How to complete this task: Report all lines from the entries below in which "data" appears.

Entries shown:
↓

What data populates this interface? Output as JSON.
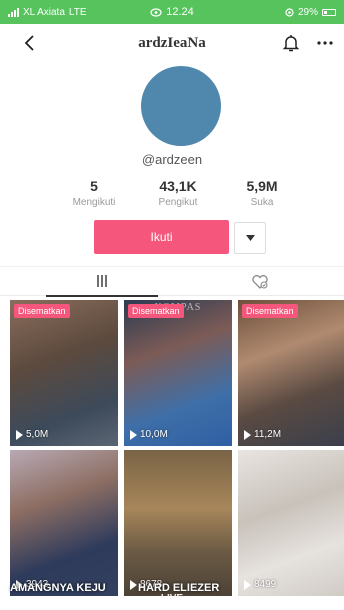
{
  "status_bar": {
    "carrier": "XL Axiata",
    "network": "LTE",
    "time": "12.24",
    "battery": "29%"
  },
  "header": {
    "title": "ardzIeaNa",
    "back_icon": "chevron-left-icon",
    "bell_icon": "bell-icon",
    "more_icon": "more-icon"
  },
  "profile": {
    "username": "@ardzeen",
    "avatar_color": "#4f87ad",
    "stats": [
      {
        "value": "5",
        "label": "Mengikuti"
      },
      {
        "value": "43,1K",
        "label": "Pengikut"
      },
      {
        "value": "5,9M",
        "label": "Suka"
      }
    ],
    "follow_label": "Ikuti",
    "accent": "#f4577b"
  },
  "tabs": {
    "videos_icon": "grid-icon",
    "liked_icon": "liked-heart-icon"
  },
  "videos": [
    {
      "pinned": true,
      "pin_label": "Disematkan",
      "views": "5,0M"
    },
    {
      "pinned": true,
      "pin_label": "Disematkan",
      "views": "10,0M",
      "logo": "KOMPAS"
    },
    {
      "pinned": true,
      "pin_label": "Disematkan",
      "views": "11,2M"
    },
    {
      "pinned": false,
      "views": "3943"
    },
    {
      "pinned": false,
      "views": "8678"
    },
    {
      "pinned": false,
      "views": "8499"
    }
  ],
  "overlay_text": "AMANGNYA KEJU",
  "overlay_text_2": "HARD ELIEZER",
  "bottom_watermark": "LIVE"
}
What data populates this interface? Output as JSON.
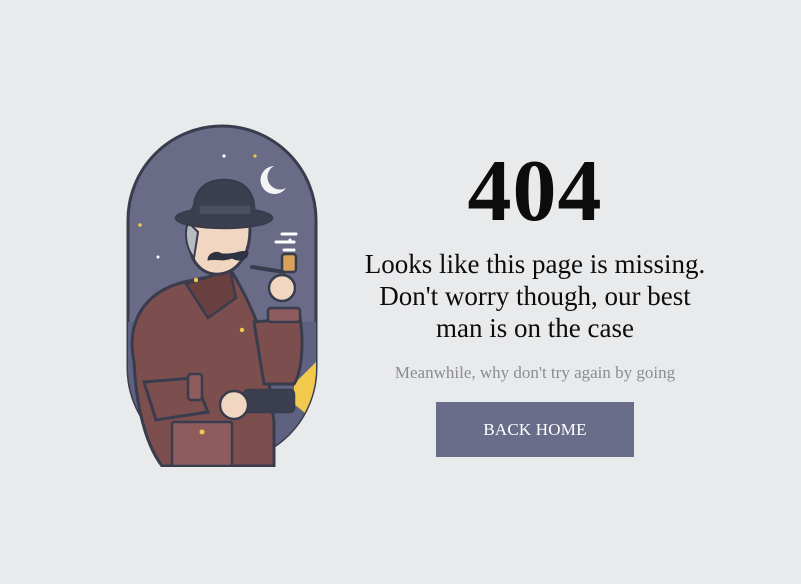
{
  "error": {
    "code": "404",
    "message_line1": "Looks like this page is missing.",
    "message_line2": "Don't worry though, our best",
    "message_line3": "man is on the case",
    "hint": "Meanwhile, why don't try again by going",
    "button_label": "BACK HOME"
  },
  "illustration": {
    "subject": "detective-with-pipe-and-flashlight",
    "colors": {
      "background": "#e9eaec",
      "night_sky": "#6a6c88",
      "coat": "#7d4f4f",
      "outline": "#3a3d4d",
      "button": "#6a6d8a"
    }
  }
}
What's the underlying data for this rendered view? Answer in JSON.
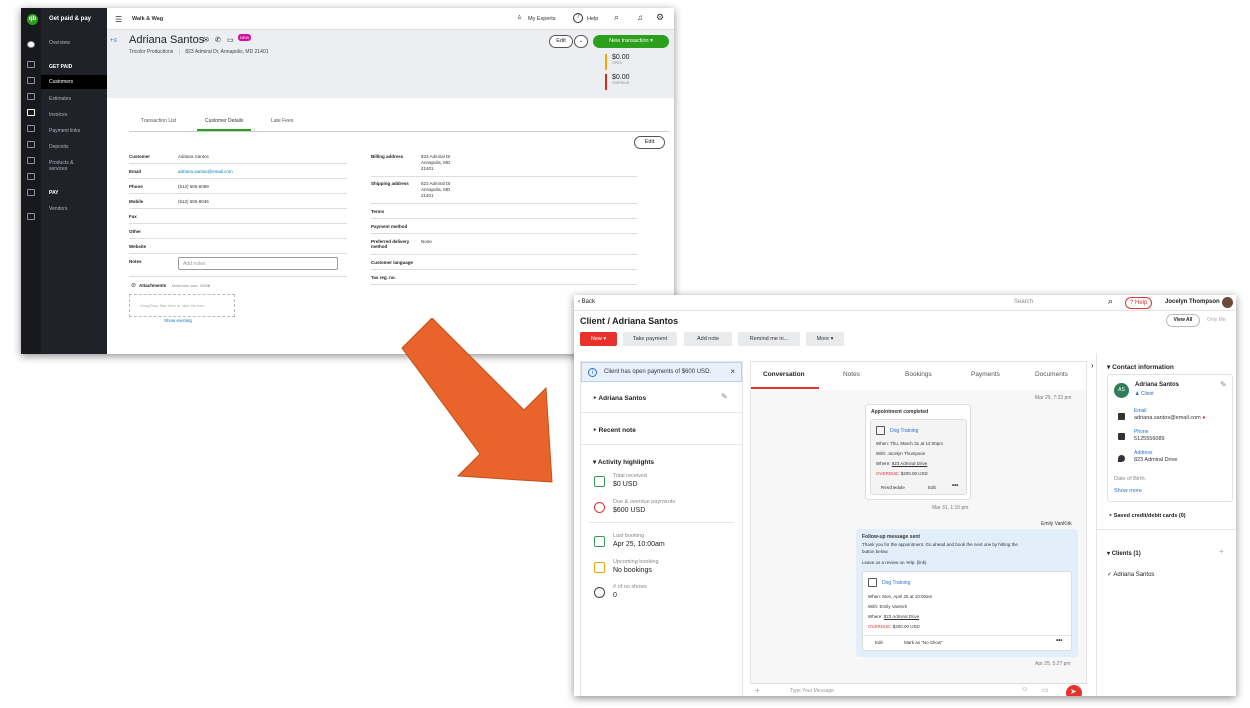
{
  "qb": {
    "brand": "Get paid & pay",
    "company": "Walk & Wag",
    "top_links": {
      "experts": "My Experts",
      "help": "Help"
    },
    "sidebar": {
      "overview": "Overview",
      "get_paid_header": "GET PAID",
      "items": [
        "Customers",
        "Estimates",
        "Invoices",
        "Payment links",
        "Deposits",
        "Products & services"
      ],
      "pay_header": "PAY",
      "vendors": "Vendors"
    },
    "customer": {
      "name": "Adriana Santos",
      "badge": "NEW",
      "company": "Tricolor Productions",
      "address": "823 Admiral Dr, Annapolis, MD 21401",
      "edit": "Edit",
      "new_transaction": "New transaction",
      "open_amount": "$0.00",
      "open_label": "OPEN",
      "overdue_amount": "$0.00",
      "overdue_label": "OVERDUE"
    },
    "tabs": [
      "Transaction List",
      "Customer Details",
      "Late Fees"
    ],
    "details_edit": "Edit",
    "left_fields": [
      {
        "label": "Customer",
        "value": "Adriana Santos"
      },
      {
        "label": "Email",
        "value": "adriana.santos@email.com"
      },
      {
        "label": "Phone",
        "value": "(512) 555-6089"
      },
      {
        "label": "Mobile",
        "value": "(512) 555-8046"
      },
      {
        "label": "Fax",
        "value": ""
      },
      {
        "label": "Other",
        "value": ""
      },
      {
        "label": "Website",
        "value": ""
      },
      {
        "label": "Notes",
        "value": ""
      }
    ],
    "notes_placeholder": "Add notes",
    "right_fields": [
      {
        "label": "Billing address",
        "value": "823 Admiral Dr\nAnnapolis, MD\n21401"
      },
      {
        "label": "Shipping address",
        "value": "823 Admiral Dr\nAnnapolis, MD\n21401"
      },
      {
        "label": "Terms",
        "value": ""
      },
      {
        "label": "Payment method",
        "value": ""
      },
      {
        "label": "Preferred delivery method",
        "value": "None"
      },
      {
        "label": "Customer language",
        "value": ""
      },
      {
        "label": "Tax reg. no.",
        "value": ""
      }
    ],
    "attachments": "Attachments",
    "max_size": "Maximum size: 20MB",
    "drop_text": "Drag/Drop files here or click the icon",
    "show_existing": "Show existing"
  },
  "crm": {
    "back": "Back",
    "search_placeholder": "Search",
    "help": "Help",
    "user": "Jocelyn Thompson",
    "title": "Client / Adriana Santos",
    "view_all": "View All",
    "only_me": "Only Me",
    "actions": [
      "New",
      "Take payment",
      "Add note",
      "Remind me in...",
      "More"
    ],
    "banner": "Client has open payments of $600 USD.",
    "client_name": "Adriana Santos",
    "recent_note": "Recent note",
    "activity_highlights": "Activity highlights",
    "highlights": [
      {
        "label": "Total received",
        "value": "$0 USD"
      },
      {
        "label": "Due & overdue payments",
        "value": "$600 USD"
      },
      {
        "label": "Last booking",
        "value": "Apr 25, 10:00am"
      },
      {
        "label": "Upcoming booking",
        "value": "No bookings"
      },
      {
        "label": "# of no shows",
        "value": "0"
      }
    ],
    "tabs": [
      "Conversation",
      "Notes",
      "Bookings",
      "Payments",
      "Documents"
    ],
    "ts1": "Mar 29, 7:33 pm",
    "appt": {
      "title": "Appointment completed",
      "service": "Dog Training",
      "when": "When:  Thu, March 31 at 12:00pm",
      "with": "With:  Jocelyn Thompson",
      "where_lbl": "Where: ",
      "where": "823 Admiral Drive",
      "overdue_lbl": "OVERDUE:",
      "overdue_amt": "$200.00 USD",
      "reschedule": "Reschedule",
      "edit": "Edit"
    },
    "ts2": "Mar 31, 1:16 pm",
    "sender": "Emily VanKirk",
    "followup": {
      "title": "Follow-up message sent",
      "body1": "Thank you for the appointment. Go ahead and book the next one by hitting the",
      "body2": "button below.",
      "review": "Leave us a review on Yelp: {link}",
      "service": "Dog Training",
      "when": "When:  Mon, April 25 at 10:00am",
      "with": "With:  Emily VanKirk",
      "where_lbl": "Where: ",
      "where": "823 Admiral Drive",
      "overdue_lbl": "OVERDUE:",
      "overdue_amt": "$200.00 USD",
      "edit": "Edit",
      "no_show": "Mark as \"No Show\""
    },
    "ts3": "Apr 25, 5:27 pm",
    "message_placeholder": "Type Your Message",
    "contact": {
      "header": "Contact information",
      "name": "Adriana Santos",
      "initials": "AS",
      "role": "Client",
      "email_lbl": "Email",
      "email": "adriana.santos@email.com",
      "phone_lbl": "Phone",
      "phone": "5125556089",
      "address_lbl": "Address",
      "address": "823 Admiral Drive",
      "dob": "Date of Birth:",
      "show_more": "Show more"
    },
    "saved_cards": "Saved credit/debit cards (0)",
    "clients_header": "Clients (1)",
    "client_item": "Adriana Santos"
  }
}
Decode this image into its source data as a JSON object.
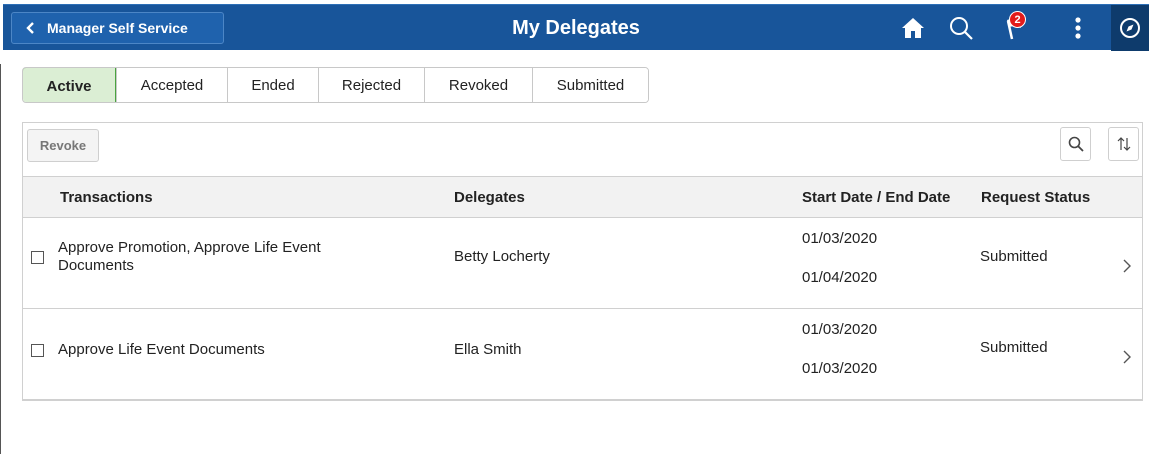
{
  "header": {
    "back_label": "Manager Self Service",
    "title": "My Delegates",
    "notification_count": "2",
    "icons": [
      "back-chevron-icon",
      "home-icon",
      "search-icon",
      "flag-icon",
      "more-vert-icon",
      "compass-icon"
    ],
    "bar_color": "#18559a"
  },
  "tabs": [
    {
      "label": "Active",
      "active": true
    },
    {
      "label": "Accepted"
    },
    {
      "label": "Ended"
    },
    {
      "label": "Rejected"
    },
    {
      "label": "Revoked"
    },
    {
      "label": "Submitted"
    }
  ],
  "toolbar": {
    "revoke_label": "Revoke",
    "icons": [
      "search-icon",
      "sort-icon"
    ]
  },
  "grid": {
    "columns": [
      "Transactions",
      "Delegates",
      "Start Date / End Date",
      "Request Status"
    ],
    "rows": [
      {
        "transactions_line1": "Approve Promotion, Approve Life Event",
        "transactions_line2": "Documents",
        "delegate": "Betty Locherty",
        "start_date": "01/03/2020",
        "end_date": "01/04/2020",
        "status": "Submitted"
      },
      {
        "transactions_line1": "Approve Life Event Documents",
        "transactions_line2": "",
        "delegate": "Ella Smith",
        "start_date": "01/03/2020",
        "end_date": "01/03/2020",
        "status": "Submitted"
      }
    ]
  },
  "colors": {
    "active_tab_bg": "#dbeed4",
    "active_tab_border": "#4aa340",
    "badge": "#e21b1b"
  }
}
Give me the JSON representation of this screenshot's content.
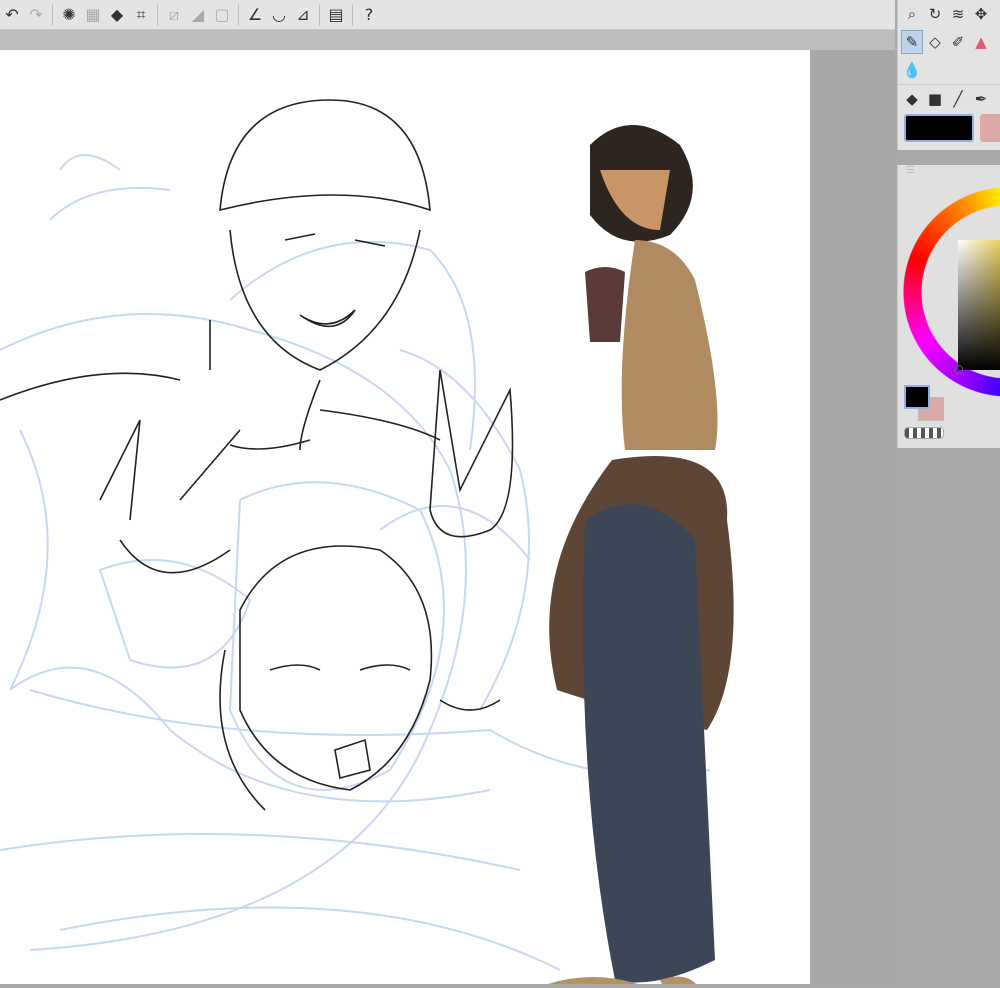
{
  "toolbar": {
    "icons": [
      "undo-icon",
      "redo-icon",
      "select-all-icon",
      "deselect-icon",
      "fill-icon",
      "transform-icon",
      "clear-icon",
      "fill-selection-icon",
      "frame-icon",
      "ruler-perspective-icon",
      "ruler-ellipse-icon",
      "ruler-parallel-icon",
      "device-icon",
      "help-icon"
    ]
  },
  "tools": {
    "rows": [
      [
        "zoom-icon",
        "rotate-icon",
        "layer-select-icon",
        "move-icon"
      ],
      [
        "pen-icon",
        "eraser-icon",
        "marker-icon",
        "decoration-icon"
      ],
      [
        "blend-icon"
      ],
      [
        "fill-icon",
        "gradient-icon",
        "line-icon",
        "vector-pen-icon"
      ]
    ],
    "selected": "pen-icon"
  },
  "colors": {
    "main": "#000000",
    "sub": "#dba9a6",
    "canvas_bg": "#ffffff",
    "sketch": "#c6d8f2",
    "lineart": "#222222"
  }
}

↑

Solution for this task:
What data populates this interface? Output as JSON.
What data populates this interface? Output as JSON.
What's the underlying data for this rendered view? Answer in JSON.
Decode this image into its source data as a JSON object.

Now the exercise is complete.